A wrongful dismissal lawsuit could make the whole issue even worse. Keep in mind that even if you have done nothing wrong, a fired employee can still file a wrongful termination lawsuit against you, which can be costly since you will spend a lot of money on a legal advisor and you won't have time to run your business.
Here are three tips to help you avoid a wrongful termination lawsuit if you wish to end your employment relationship with one or more of your employees.
1. Avoid Escalating the Issue
Employee dismissal can be an emotional and stressful time for the employer. It’s exasperating when you have to part ways with one of your employees due to various reasons. However, you need to keep in mind that you aren’t the only one who is feeling down.
The worker feels much worse than the way you feel, and when emotions are too high, countless lawsuits are most likely to be filed. That is why no matter how bad you may feel about the situation, try to contain it and stay calm. Keeping your emotions and feelings out of the termination conversation can save you a lot.
2. Document Everything
Make sure that you maintain employee files for each worker that should include job evaluations and any other documents that show the employee's performance in the workplace. You can seek the services of small business legal services to help you maintain such records. Some of the best practices include performing regular employee evaluations to ensure employee expectations are met and to appreciate the good work from your workers.
Such documentation can help you justify your decision to fire the employee on the grounds of poor performance, and the records may stop the individual from filing a wrongful termination lawsuit against you. If the employee does file a lawsuit against you, then documents that show warnings and job performance will assist you win the suit easily.
3. Offer to Help the Employee Navigate Their Next Steps

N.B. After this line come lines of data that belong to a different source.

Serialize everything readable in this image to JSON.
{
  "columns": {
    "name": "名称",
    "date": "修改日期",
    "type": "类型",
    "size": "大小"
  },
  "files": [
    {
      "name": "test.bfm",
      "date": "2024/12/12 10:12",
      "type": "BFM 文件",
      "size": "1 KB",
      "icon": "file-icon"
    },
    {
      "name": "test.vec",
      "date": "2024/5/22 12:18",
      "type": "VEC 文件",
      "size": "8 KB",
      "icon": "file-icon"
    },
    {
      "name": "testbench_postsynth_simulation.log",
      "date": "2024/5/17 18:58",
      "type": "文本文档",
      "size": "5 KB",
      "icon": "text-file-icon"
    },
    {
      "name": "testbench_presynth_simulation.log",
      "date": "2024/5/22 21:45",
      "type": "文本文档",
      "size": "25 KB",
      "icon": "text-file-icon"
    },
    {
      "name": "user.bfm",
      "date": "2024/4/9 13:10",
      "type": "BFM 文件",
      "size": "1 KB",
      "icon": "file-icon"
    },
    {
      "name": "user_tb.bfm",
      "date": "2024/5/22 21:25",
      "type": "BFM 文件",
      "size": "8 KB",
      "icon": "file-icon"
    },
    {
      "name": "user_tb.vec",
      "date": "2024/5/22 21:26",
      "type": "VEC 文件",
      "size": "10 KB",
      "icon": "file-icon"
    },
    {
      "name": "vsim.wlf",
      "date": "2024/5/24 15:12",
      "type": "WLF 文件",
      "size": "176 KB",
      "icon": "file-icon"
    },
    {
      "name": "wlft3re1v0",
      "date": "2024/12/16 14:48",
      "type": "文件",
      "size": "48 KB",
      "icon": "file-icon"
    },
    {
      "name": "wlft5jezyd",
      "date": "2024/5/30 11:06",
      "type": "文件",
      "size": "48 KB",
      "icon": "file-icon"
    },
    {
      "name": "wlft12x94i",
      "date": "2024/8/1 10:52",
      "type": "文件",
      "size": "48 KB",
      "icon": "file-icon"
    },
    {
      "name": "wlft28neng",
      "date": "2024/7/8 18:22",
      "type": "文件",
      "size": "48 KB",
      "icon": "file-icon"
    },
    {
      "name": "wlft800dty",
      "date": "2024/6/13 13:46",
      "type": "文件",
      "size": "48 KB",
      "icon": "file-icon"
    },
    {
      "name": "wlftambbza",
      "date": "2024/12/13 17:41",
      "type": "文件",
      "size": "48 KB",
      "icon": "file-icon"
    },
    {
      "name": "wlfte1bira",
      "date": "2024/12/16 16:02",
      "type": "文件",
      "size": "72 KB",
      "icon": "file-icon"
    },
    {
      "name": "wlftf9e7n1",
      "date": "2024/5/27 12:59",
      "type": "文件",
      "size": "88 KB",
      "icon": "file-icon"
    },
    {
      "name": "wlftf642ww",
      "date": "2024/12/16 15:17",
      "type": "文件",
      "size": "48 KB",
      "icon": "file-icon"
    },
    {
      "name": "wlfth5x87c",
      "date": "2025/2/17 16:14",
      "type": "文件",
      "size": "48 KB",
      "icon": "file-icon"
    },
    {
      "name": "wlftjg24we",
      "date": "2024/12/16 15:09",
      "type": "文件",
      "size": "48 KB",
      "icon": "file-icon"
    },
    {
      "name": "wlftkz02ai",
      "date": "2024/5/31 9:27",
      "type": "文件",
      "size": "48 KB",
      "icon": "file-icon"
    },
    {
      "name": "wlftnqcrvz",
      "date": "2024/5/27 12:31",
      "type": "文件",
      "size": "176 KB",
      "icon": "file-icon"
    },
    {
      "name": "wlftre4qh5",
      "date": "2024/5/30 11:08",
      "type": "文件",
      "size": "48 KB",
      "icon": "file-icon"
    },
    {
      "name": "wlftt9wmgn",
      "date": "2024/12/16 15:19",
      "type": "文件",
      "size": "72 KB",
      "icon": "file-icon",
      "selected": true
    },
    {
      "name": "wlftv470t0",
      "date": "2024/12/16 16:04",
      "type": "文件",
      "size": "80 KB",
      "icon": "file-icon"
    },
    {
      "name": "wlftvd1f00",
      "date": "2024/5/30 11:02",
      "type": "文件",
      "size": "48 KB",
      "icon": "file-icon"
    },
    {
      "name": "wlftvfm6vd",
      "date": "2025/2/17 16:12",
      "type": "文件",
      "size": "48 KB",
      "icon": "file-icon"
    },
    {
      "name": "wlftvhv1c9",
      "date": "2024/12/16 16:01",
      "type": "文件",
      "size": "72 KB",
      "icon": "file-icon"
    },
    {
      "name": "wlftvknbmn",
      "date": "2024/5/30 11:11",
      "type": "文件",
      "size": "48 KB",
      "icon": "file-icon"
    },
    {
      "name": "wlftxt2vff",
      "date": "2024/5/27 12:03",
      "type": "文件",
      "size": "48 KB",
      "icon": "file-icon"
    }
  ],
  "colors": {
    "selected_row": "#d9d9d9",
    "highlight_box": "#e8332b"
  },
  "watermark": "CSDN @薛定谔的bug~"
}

Even when you do everything right, parting with an employee can still be messy. One of the best ways of dealing with employee termination is by creating a severance package that includes assistance navigating the challenging job market. Depending on the primary reason why you decided to dismiss the employee, your aid could be in the form of offering to help him/her update their resume or reaching out to your peer network to see who has a job opening that can fit the employee. By doing this, the employee will feel comfortable and won’t see the need to file a lawsuit against you. Engage a business lawyer in drafting your agreement.
Have you been sued for wrongful termination in Minnesota? Contact Betsy Law Firm today for small business legal services.